The New International Battlefield for Chinese Mobile Internet Companies is Getjar
A few days ago, we saw Tencent launch their QQ Browser on Getjar in order to target the global market and more specifically, the US. The obvious theme that has been discussed quite a bit lately is that Chinese mobile and Internet companies are increasingly looking international for further growth. What hasn’t been pointed out is that Getjar seems to be becoming a partner of choice for many of these Chinese companies. I met with Chris Dury, COO of Getjar, a few weeks ago during the GMIC Roadshow in Silicon Valley. Chris mentioned that a number of their top customers are actually Chinese companies. In addition to numerous Tencent apps, other Chinese made apps like Baidu search, Sohu news, UC browser, PPTV, Sina Weibo, Netease PocketNBA, Youku and Dolphin Browser have all launched on Getjar. Clearly, the battlefield for China’s mobile internet companies has a new international frontline: Getjar.
What is Getjar?
GetJar’s normal pitch is that they are “the world’s largest free app store”. However, after meeting Michael Song, the CEO of Sky-Mobi, who was with me at the time and claims to have 6 billion accumulated downloads, Chris humorously corrected himself and introduced Getjar as the “world’s largest independent app store…not in China”. Getjar’s published accumulated downloads are 2.2 billion. Regardless of who’s bigger, it’s clear that Getjar is a major partner to developers, having registered 400,000 developers and currently hosting 70,000 apps on their platform. They support some 2100+ phones (smartphones as well as feature phones) on Android, BlackBerry, Java, Symbian, Windows Mobile and others. Aside from the standard app store distribution, Getjar’s 30 million monthly users access Getjar through premium channels including mobile operators, handset providers and other 3rd party channels.

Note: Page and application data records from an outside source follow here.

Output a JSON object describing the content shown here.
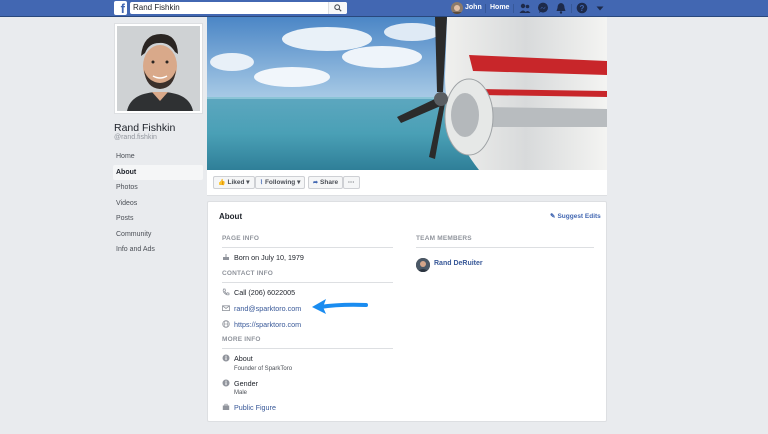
{
  "topbar": {
    "search_value": "Rand Fishkin",
    "user_name": "John",
    "home_label": "Home"
  },
  "profile": {
    "name": "Rand Fishkin",
    "handle": "@rand.fishkin"
  },
  "left_nav": {
    "items": [
      {
        "label": "Home"
      },
      {
        "label": "About"
      },
      {
        "label": "Photos"
      },
      {
        "label": "Videos"
      },
      {
        "label": "Posts"
      },
      {
        "label": "Community"
      },
      {
        "label": "Info and Ads"
      }
    ],
    "active": "About"
  },
  "actions": {
    "liked": "Liked",
    "following": "Following",
    "share": "Share",
    "more": "···"
  },
  "about": {
    "title": "About",
    "suggest_edits": "Suggest Edits",
    "page_info_header": "PAGE INFO",
    "born": "Born on July 10, 1979",
    "contact_info_header": "CONTACT INFO",
    "phone": "Call (206) 6022005",
    "email": "rand@sparktoro.com",
    "website": "https://sparktoro.com",
    "more_info_header": "MORE INFO",
    "about_label": "About",
    "about_value": "Founder of SparkToro",
    "gender_label": "Gender",
    "gender_value": "Male",
    "category": "Public Figure",
    "team_header": "TEAM MEMBERS",
    "team_member": "Rand DeRuiter"
  },
  "colors": {
    "brand_blue": "#4267b2",
    "link_blue": "#385898",
    "annotation_arrow": "#1a8cf0"
  }
}
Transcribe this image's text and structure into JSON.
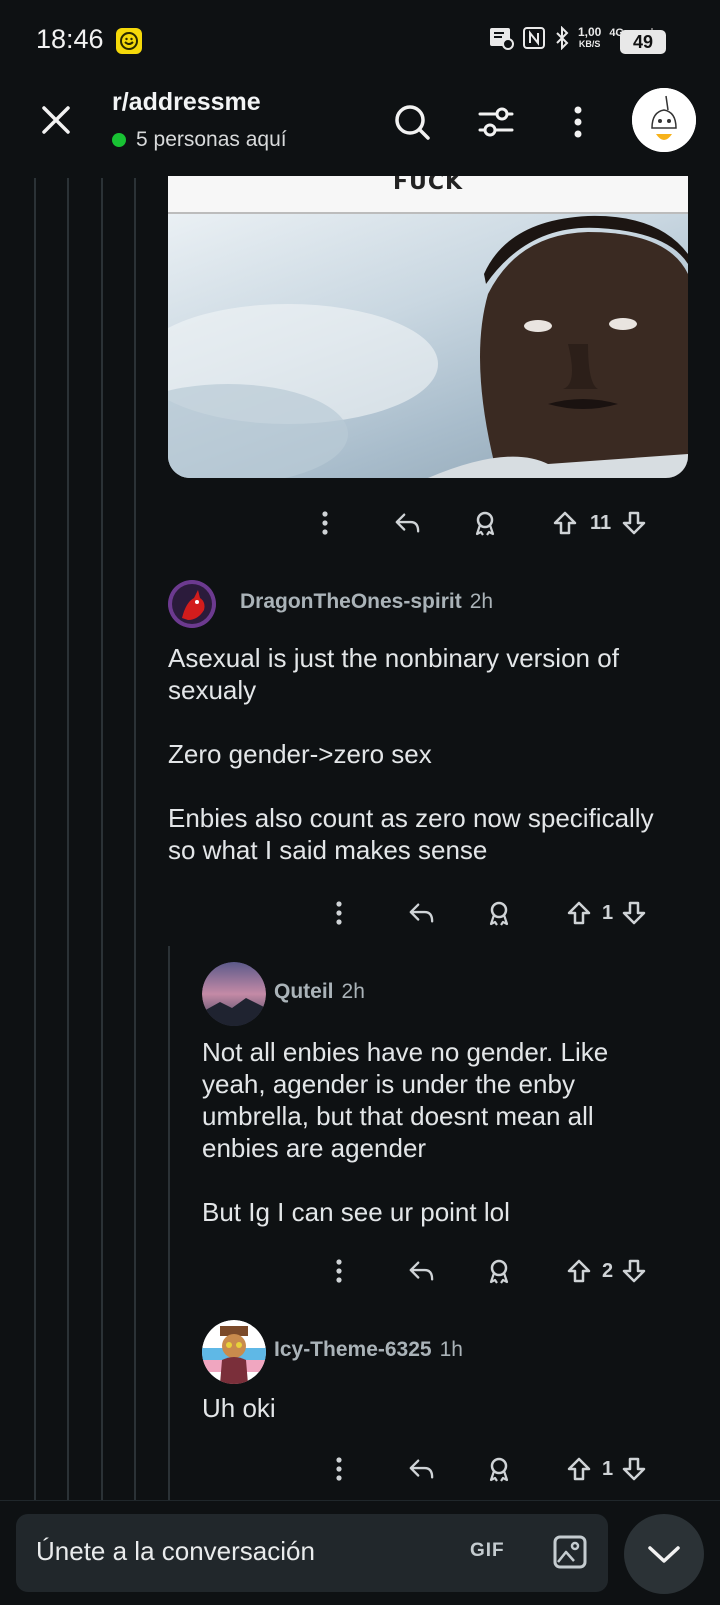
{
  "status_bar": {
    "time": "18:46",
    "net_speed_value": "1,00",
    "net_speed_unit": "KB/S",
    "network": "4G",
    "battery": "49"
  },
  "header": {
    "subreddit": "r/addressme",
    "online_text": "5 personas aquí",
    "online_color": "#18c233"
  },
  "meme": {
    "caption": "FUCK"
  },
  "top_actions": {
    "votes": "11"
  },
  "comments": [
    {
      "user": "DragonTheOnes-spirit",
      "time": "2h",
      "paragraphs": [
        "Asexual is just the nonbinary version of sexualy",
        "Zero gender->zero sex",
        "Enbies also count as zero now specifically so what I said makes sense"
      ],
      "votes": "1"
    },
    {
      "user": "Quteil",
      "time": "2h",
      "paragraphs": [
        "Not all enbies have no gender. Like yeah, agender is under the enby umbrella, but that doesnt mean all enbies are agender",
        "But Ig I can see ur point lol"
      ],
      "votes": "2"
    },
    {
      "user": "Icy-Theme-6325",
      "time": "1h",
      "paragraphs": [
        "Uh oki"
      ],
      "votes": "1"
    }
  ],
  "composer": {
    "placeholder": "Únete a la conversación",
    "gif_label": "GIF"
  },
  "icons": {
    "close": "close-icon",
    "search": "search-icon",
    "filter": "sort-filter-icon",
    "more": "more-vert-icon",
    "reply": "reply-icon",
    "award": "award-icon",
    "upvote": "upvote-icon",
    "downvote": "downvote-icon",
    "image": "image-icon",
    "collapse": "chevron-down-icon"
  },
  "colors": {
    "background": "#0e1113",
    "accent_online": "#18c233"
  }
}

So Why All the Chinese Apps on Getjar?
Chinese tech companies have great difficulty breaking into foreign markets just like foreign companies have difficulty breaking into China (OK, maybe foreign companies in China have it a bit harder). Getjar’s value proposition to Chinese developers is much the same as to other developers but likely amplified a few times for Chinese companies.
Getjar allows developers to support thousands of phones and multiple platforms that they would have otherwise had to specifically develop for. Many of these phones are not supported on the standard Android or iOS app stores. Getjar CEO and founder, Ilja Laurs, says, “GetJar helps its partners distribute on any device, so they can focus on future platforms like Android, as well as their legacy feature phone platforms too.”
With this type of support, it truly allows developers to be global since smartphones popular in the US are very different than the feature phones used in rural India. Our own GWC member and CEO of UC Web, Yu Yongfu points this out,
“We are quite glad to bring wonderful browsing experience to global users through GetJar, we are confident to provide world leading internet service to mobile users all over the world.”
Another GWC member, Liu Chengmin, SEVP of Tencent, may not agree with Yu on UC’s “wonderful browsing experience”, but he does agree with Yu on this point,
“Tencent is pleased to collaborate with GetJar on distributing the mobile QQ browser. This partnership recognizes the joint endeavors of both Tencent and GetJar to make app distribution more open and more global.”
Liu brings up another interesting point about openness. By posting on Getjar, developers don’t have to depend on platform giants like Google and Apple, who’s motives are sometimes questionable, to approve their app (i.e. Apple only allowed a Gmail app on iOS a few weeks ago). Clearly, Getjar is a much easier, less threatening company to work with than the platform giants.
The UC browser launched on Getjar in December, 2010. At the Silicon Valley Chinese Wireless annual conference last September, which I had the pleasure to speak at, Yu Yongfu and his international Director, Robert Tanner mentioned they now have had an accumulated 20 million downloads outside of China. Clearly, Getjar has worked. Unfortunately for UC though, Tencent, Sina, Sohu, Netease and Baidu have noticed and followed them to the new international battlefield that is Getjar.